Monday, November 11, 2013

The Briefcase

Seems there's a bit more controversy than usual this year about Veteran's Day and how and whether to celebrate it. However you choose to mark it or not seems a very personal decision to me, but I can't get behind the idea of telling others how they should treat the day. It's only a day, after all, and everyone has their own family history. But I find I do have a problem with other people telling me that marking the day ends up celebrating war. Not in my family.
I've mentioned before that my dad was a WWII vet; he served in the Navy on the USS Kitkun Bay. The Kitkun Bay was in the Battle of Leyte Gulf, the Battle of Samar and other battles in the South Pacific that aren't talked about now, but at the time were big news. The Kitkun Bay took at least one kamikaze attack and suffered a lot of damage, though fortunately not as much as her sister baby flattop the Gambier Bay, which was sunk, like many other ships during those battles.
My dad joined up when he was 17, though he lied about his age. He was young and cocky and a lot of guys were doing it; it seemed like the right thing to do at that time, under those circumstances. He went from this young man:
To this, taken shortly after he was discharged:

I've talked before about the kind of father he was: silent, moody, unwilling to put up with noise and frequently yelling. I had always thought he was unnecessarily harsh (at least until I had my own kids and found myself bellowing much like he had when provoked). He had a dark side which was always, unrelentingly there with him, wreathed around him. I couldn't understand it, as a kid, but I was aware of that darkness and learned very early when to quietly dodge around him and wisp away like a ghost.
He didn't talk about his time during the war, not until much later when he was closer to his own end. Veteran's Day wasn't something we celebrated, but I know he marked it in some way on his own. It wasn't a happy day, certainly.

Earlier this year, during the summer, I got a call from a lady I didn't know, claiming to have my dad's old briefcase. She had come into possession of it through a convoluted and very unlikely set of circumstances, and had looked into it after being asked to throw it out. Inside the briefcase was a treasure trove of old papers and photos that my dad had carried around with him for decades. I had grown up with that briefcase, but we were never allowed to look inside it and it was strictly off limits. He carried it with him all of his life through many moves; even when he lost all of his other possessions, he managed to hang onto that old case. I had thought it was lost for good after his death, since his second wife had kept it and we'd lost track of her. I arranged to go pick up the briefcase from Judy, the sweet lady who had found it and kept it for me, and we went to visit and there it was, sitting on her kitchen counter, the heavy black leather case that immediately brought back the scent of my dad and the memory of his hands opening that case with his permanently bent and broken little finger.

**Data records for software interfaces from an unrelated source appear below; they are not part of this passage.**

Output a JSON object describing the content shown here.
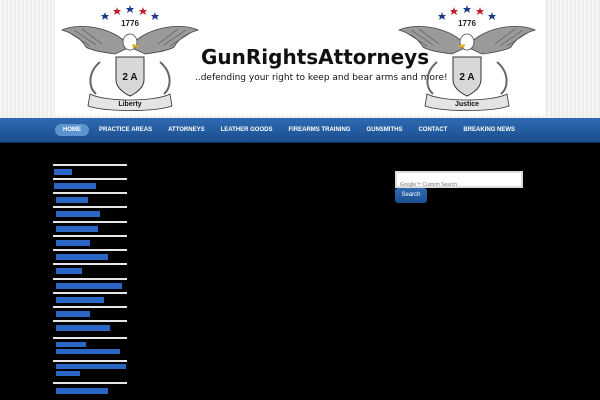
{
  "header": {
    "site_title": "GunRightsAttorneys",
    "tagline": "..defending your right to keep and bear arms and more!",
    "emblem_left": {
      "year": "1776",
      "shield": "2 A",
      "scroll": "Liberty"
    },
    "emblem_right": {
      "year": "1776",
      "shield": "2 A",
      "scroll": "Justice"
    }
  },
  "nav": {
    "items": [
      {
        "label": "HOME",
        "active": true
      },
      {
        "label": "PRACTICE AREAS"
      },
      {
        "label": "ATTORNEYS"
      },
      {
        "label": "LEATHER GOODS"
      },
      {
        "label": "FIREARMS TRAINING"
      },
      {
        "label": "GUNSMITHS"
      },
      {
        "label": "CONTACT"
      },
      {
        "label": "BREAKING NEWS"
      }
    ]
  },
  "search": {
    "placeholder": "Google™ Custom Search",
    "button_label": "Search"
  },
  "colors": {
    "nav_blue": "#1b4f8f",
    "link_blue": "#2b66c4",
    "background": "#000000"
  }
}
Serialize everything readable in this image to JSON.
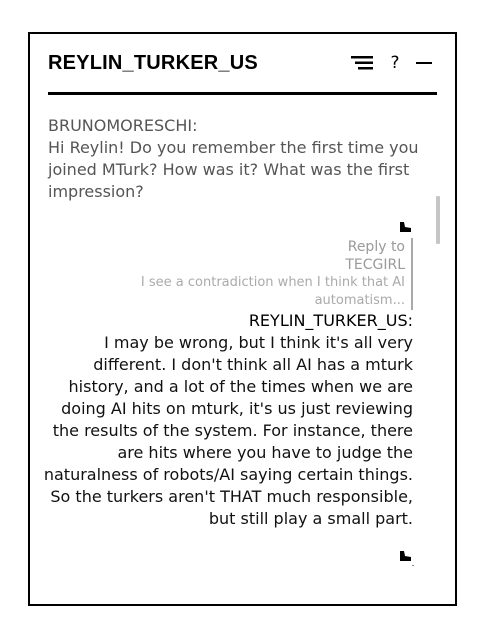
{
  "window": {
    "title": "REYLIN_TURKER_US",
    "controls": {
      "menu_icon": "menu-lines-icon",
      "help_label": "?",
      "minimize_icon": "minimize-icon"
    }
  },
  "messages": [
    {
      "author": "BRUNOMORESCHI:",
      "text": "Hi Reylin! Do you remember the first time you joined MTurk? How was it? What was the first impression?",
      "reply_icon": "reply-arrow-icon"
    },
    {
      "reply_to": {
        "label_line1": "Reply to",
        "label_line2": "TECGIRL",
        "quoted_text": "I see a contradiction when I think that AI automatism..."
      },
      "author": "REYLIN_TURKER_US:",
      "text": "I may be wrong, but I think it's all very different. I don't think all AI has a mturk history, and a lot of the times when we are doing AI hits on mturk, it's us just reviewing the results of the system. For instance, there are hits where you have to judge the naturalness of robots/AI saying certain things. So the turkers aren't THAT much responsible, but still play a small part.",
      "reply_icon": "reply-arrow-icon"
    }
  ],
  "colors": {
    "border": "#000000",
    "primary_text": "#111111",
    "secondary_text": "#555555",
    "muted_text": "#9a9a9a",
    "scrollbar": "#c6c6c6"
  }
}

There were a lot of the usual things you might expect in it, though there was almost no record of his life with us as a family, but there was a surprising amount of things from his time in the Navy, including his discharge papers and photos he'd taken, like this one:
as well as magazine articles, newspaper clippings, and then old yellowed newsletters from the Kitkun Bay, printed and distributed while he was on board.
If you click on the pictures you may be able to enlarge them enough to read them a bit. There were a lot more of these in his briefcase. And in one manila envelope in the bottom of the case, were some letters from me to my dad, with my address and others to contact if he needed to in case of emergency, during a late period in his life when he was homeless for awhile. He did end up coming and living with us for awhile to get back on his feet, and he had his case with him. I thought at the time he used it for job hunting, but he also must have been carrying around these older documents and photos.
When my sis Leslie saw this last photo, of the hospital ship, she gave a little gasp and said 'he's just a baby!', which was my reaction as well. That injured soldier is just a kid. Look at how young he is. He served in a war and was injured and who knows what he saw and endured. He was lucky to be alive, of course, but even ones who lived were never the same again. My dad carried that darkness around with him until he died. He would have been a very different person, and a different dad, had he not been on that flattop and gone through those battles.

So when I hear or read about people saying that Veteran's Day or Remembrance Day glorifies war, I say they and all of the merchants who have sales may be missing the point. It isn't about that stuff at all, of course. It's not a comfortable holiday, actually. For me, it means to pause and contemplate war and how damaging it is to all of us. Pause and remember these kids, then and now, who serve their country. We may associate Veteran's Day with old men now in their uniforms, hanging out and maybe having a parade, but they were this young when they went through hell.Whether they volunteered or were forced or are pushed into it by economic necessity, at the very least they deserve our respect, not just for today but all the time.


  1. Hi! I came across your blog while researching information on my grandfather's time in the Navy. He served on the Kitkun Bay and while he was always proud of his service, he never really spoke about his time in the war. I wish now that I could have asked him more. Thank you for posting about the information you've discovered.

  2. My Chinese/american father and his four brothers all proudly served during WWII. Two Navy, one Air Force, two Army. All returned home. I too have found information about my father's time such as a copy of "The New Okinawan", published by Army Service Command I. It certainly was a different time, a different attitude and circumstances. Myself and my brother also served. Thank you for sharing your father's story.